The first Saturday in May did not mean much to me prior to my time in Kentucky. Now, I can’t imagine letting the day pass without observing the traditions I picked up in the Bluegrass. We have loved sharing the pomp and circumstance with our new friends in North Carolina and now Boston. We look forward to a yearly tradition.
The first, and arguably most important, consideration when planning a derby party is the mint julep. I have used this recipe for the “Perfect Mint Julep.” This is a recipe that must be started the night before the party to allow the flavors to marry. In general, I use Maker’s Mark for the Julep’s as its a bit less expensive, but still good quality. The day of the party, all you have to do is pour the pre-made juleps over ice and add a sprig of mint and a straw!
We also like to have an assortment of bourbons for guests to try. These were arranged on our dining table beside our mint julep garnishes. I was excited to find a use for my grandmother’s crystal sugar bowl and creamer (nuts and mint, pictured below), since we don’t drink coffee.
The drinks were kept on our dining table (behind the couch, pictured below) and the food was arranged on our coffee table. The Derby is also called “The Run for the Roses,” so red roses in julep cups were used to decorate the table.
Our food spread was also traditionally Southern. The menu consisted of NPR-sactioned pimento cheese on sandwiches and cucumber slices and Kentucky hot-brown bites. Hot Browns are a traditional Kentucky sandwich (open face turkey with bacon, tomatoes, and mornay sauce) that originated at the Brown Hotel in Louisville. Fun fact: the fictional Daisy and Tom Buchanan (of the Great Gatsby) were married at the Brown Hotel. The linked recipe used crescent rolls baked in my mini-muffin tin and was (in my opinion) SOOO delicious! For dessert, we my mother-in law’s bourbon balls. Here’s the recipe:
Ingredients: 1 cup chopped walnuts, 5 tablespoons Bourbon, 1/2 cup of soft butter, 16oz confectioner’s sugar, and 18oz semi-sweet chocolate (I use Ghiradelli)
Steps: Mix butter, sugar, nuts, and bourbon.
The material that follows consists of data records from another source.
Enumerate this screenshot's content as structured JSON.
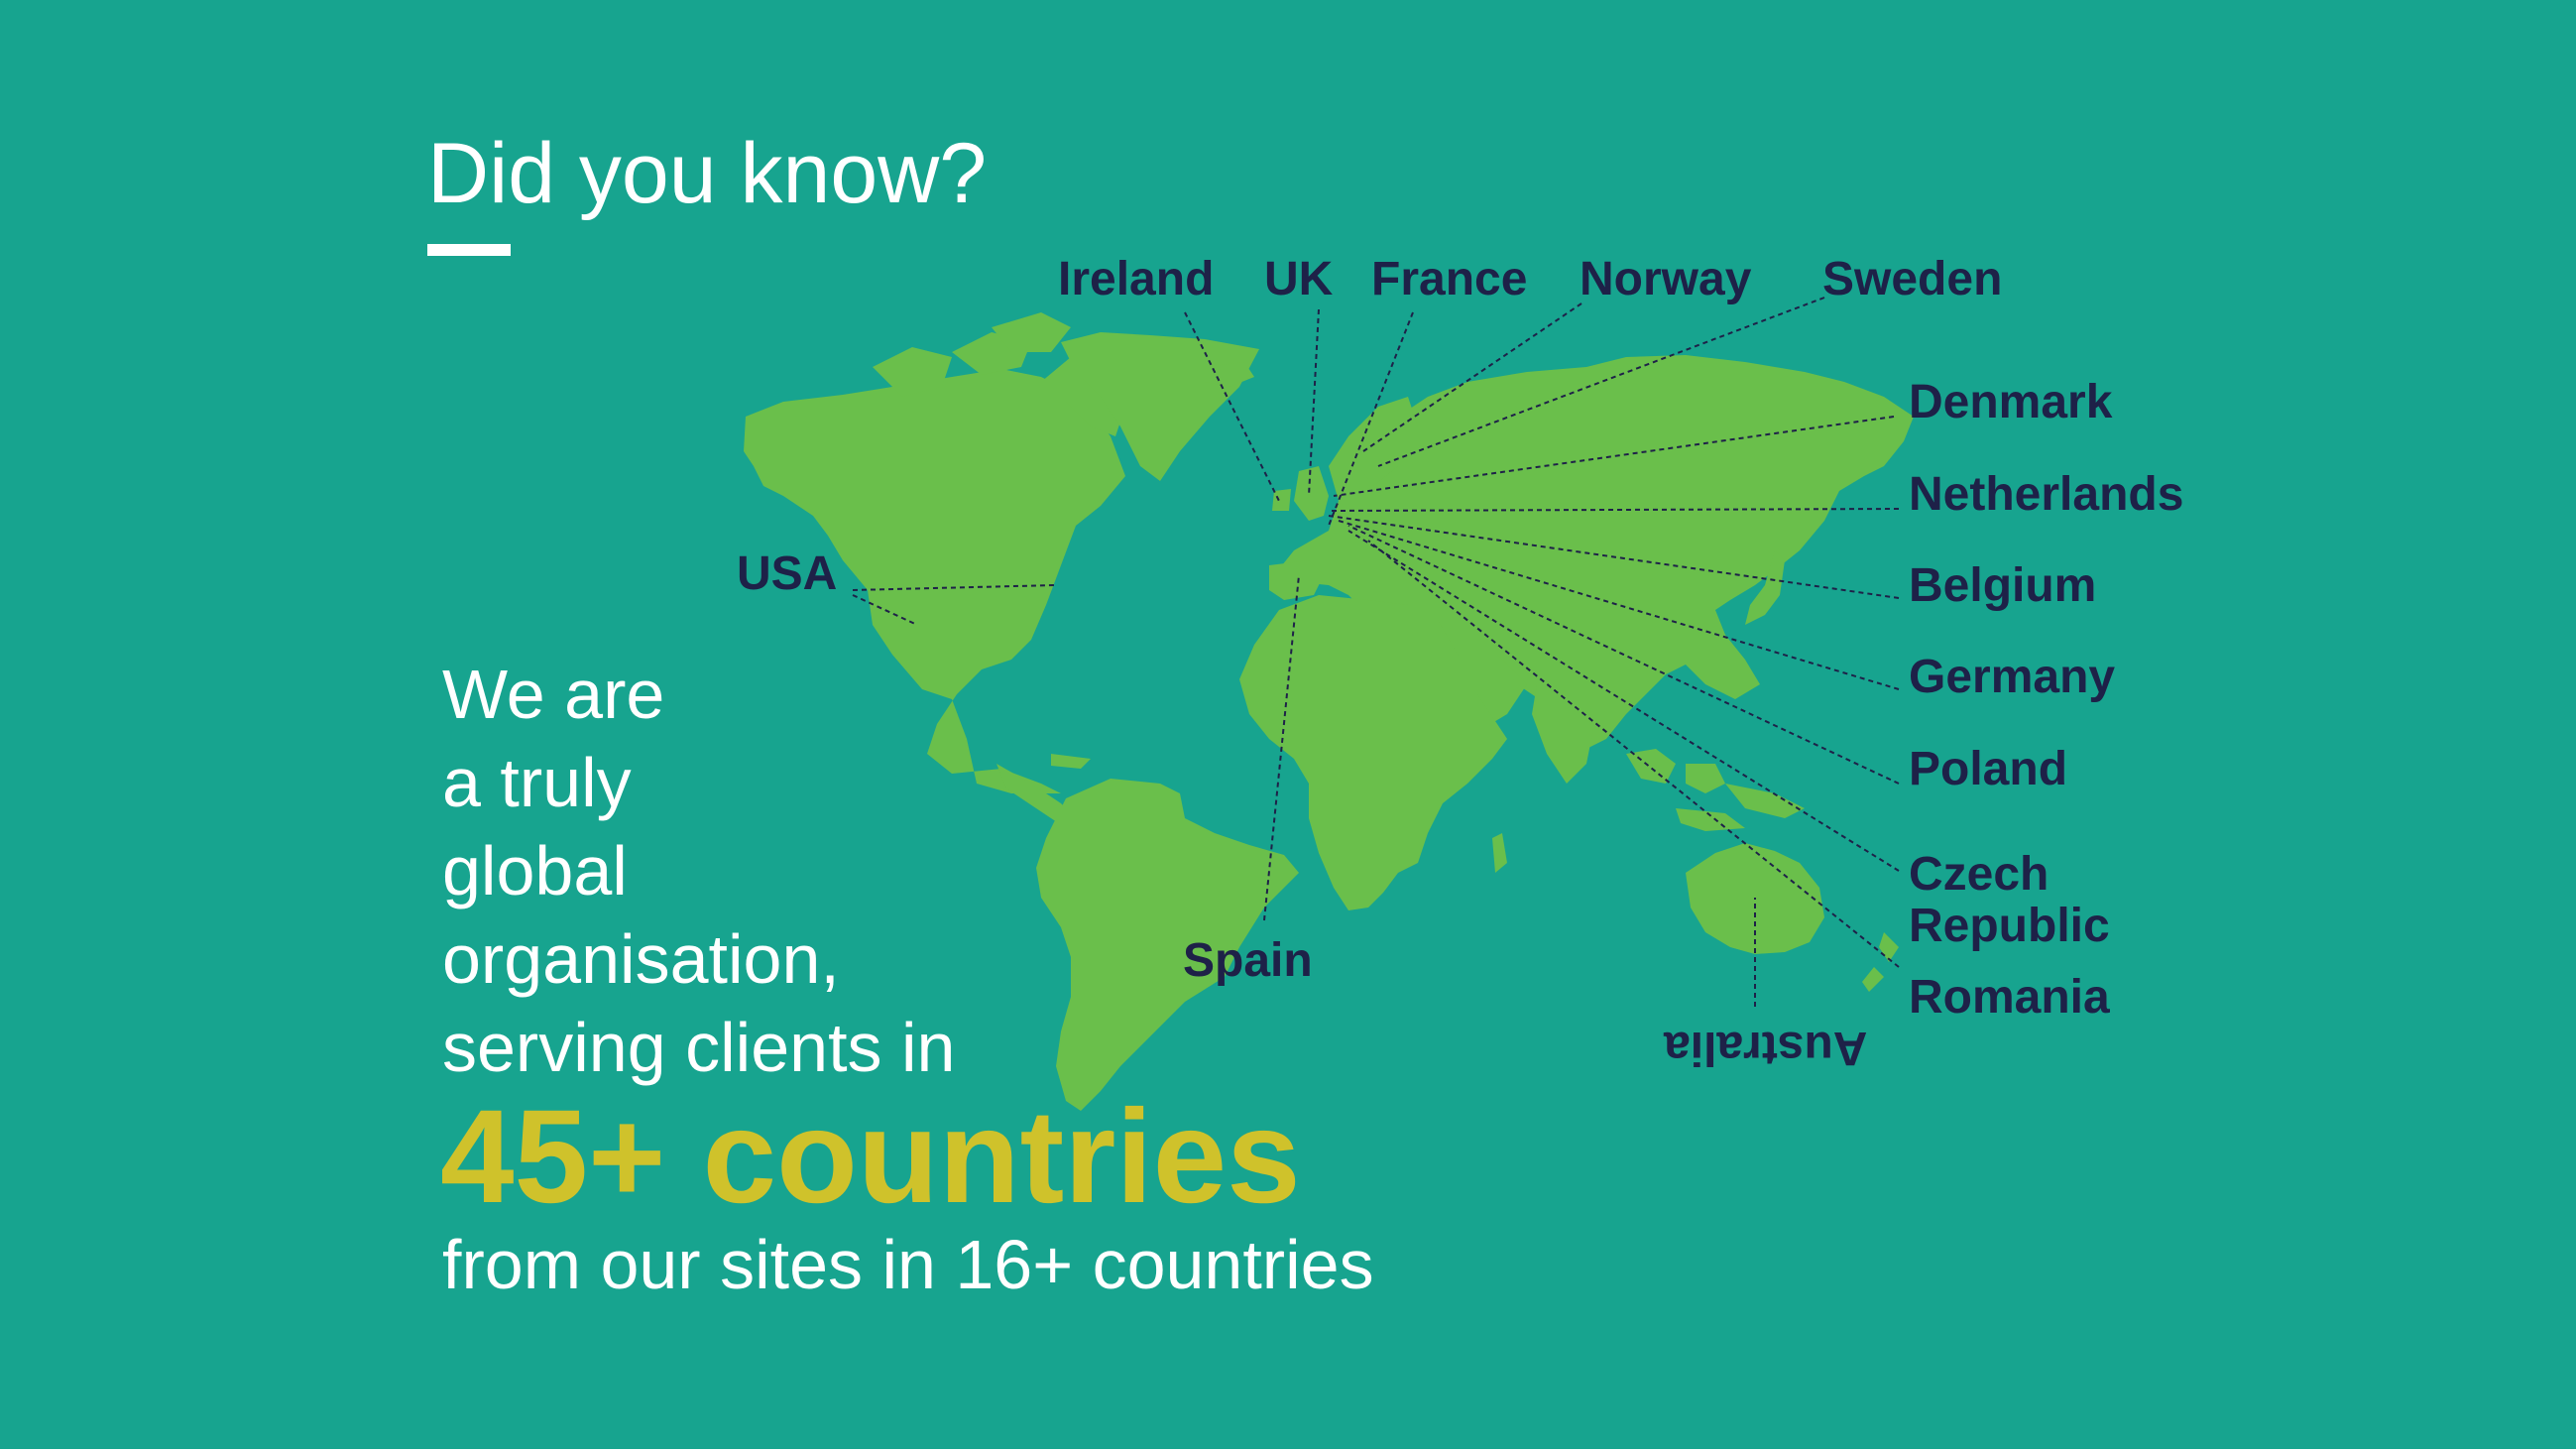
{
  "heading": "Did you know?",
  "intro_lines": [
    "We are",
    "a truly",
    "global",
    "organisation,",
    "serving clients in"
  ],
  "highlight": "45+ countries",
  "subline": "from our sites in 16+ countries",
  "map_labels": {
    "ireland": "Ireland",
    "uk": "UK",
    "france": "France",
    "norway": "Norway",
    "sweden": "Sweden",
    "denmark": "Denmark",
    "netherlands": "Netherlands",
    "belgium": "Belgium",
    "germany": "Germany",
    "poland": "Poland",
    "czech_line1": "Czech",
    "czech_line2": "Republic",
    "romania": "Romania",
    "usa": "USA",
    "spain": "Spain",
    "australia": "Australia"
  },
  "colors": {
    "background": "#17a48f",
    "land": "#6abf4b",
    "highlight": "#cfc22b",
    "label": "#1e2148",
    "text": "#ffffff"
  }
}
Roll into small balls and refrigerate overnight on a baking sheet lined with wax paper. The next day, melt chocolate in a double-boiler and dip the balls. Allow the balls to sit in the fridge until the chocolate hardens.
The party itself was really fun! We were nervous about inviting too many people into our small apartment, but overall it went smoothly. I recommend betting as a means to get people that don’t particularly care about horse racing to get into the action. Betting can be confusing, so we minimize this by having guests pick their horses our of a hat ($1 per horse). The person with the winning horse takes the pot!
4 thoughts on “Kentucky Derby Party”
This is fantastic! I plan to host a Derby party next year and I will coming back to look at your recipes and decorations. Roses in julep cups are such a cute idea!
Thank you, Stephanie! These parties have been well-received outside of Kentucky!
It all looks so delicious! Your derby party in NC was a lot of fun. Wish you were here to keep up the tradition.